- **WHAT THE TASK REQUIRES**
Which lines below mention "define"? Pick each one out.

Items listed in a dataset:
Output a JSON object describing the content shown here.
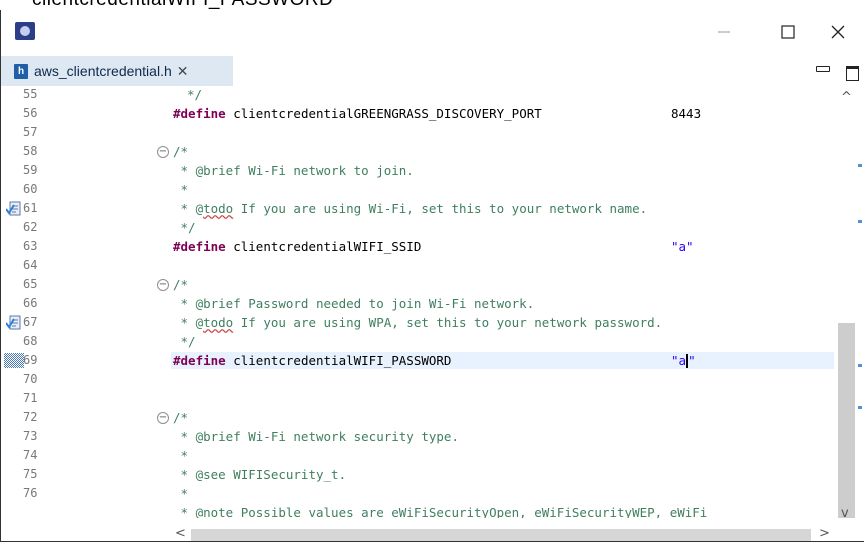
{
  "caption": "clientcredentialWIFI_PASSWORD",
  "window": {
    "minimize": "—",
    "maximize": "☐",
    "close": "✕"
  },
  "tab": {
    "label": "aws_clientcredential.h",
    "icon_letter": "h",
    "close": "✕"
  },
  "editor": {
    "line_numbers": [
      "55",
      "56",
      "57",
      "58",
      "59",
      "60",
      "61",
      "62",
      "63",
      "64",
      "65",
      "66",
      "67",
      "68",
      "69",
      "70",
      "71",
      "72",
      "73",
      "74",
      "75",
      "76"
    ],
    "lines": {
      "l55": "*/",
      "l56_kw": "#define",
      "l56_name": "clientcredentialGREENGRASS_DISCOVERY_PORT",
      "l56_val": "8443",
      "l58": "/*",
      "l59": " * @brief Wi-Fi network to join.",
      "l60": " *",
      "l61_a": " * @",
      "l61_todo": "todo",
      "l61_b": " If you are using Wi-Fi, set this to your network name.",
      "l62": " */",
      "l63_kw": "#define",
      "l63_name": "clientcredentialWIFI_SSID",
      "l63_val": "\"a\"",
      "l65": "/*",
      "l66": " * @brief Password needed to join Wi-Fi network.",
      "l67_a": " * @",
      "l67_todo": "todo",
      "l67_b": " If you are using WPA, set this to your network password.",
      "l68": " */",
      "l69_kw": "#define",
      "l69_name": "clientcredentialWIFI_PASSWORD",
      "l69_val_a": "\"a",
      "l69_val_b": "\"",
      "l71": "/*",
      "l72": " * @brief Wi-Fi network security type.",
      "l73": " *",
      "l74": " * @see WIFISecurity_t.",
      "l75": " *",
      "l76": " * @note Possible values are eWiFiSecurityOpen, eWiFiSecurityWEP, eWiFi"
    }
  },
  "scroll": {
    "up": "^",
    "down": "v",
    "left": "<",
    "right": ">"
  },
  "colors": {
    "keyword": "#7f0055",
    "comment": "#3f7f5f",
    "string": "#2a00ff",
    "current_line": "#e8f2fe",
    "tab_active": "#dde8f3"
  }
}
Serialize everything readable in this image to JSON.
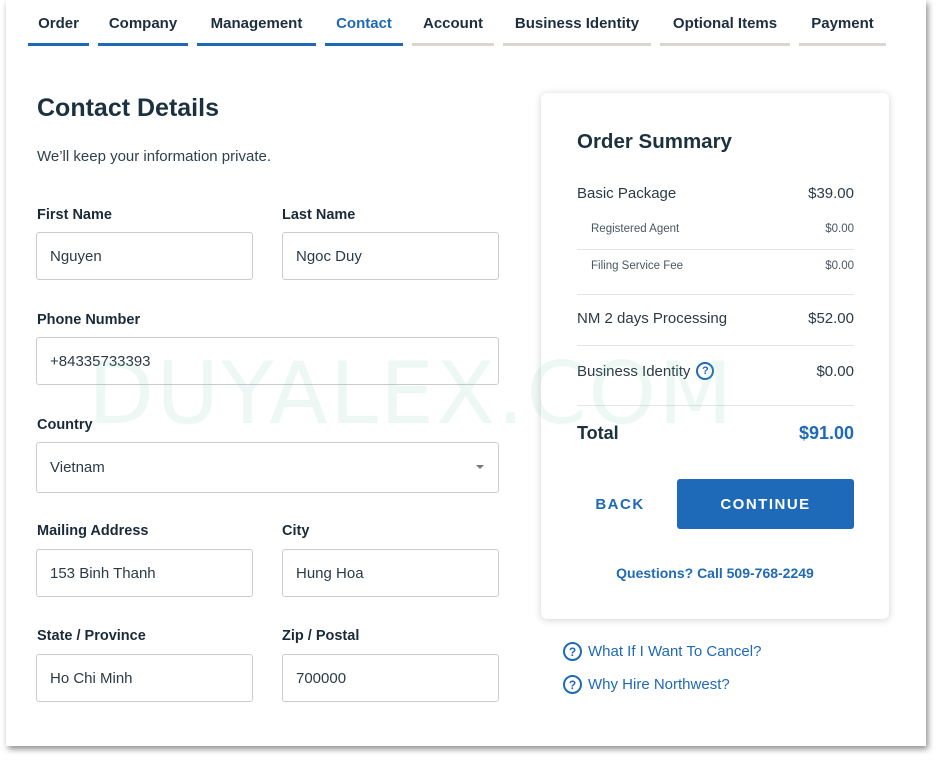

- **ANSWER SECTION**
      "l56_kw": "#define",
      "l63_kw": "#define",
      "l69_kw": "#define",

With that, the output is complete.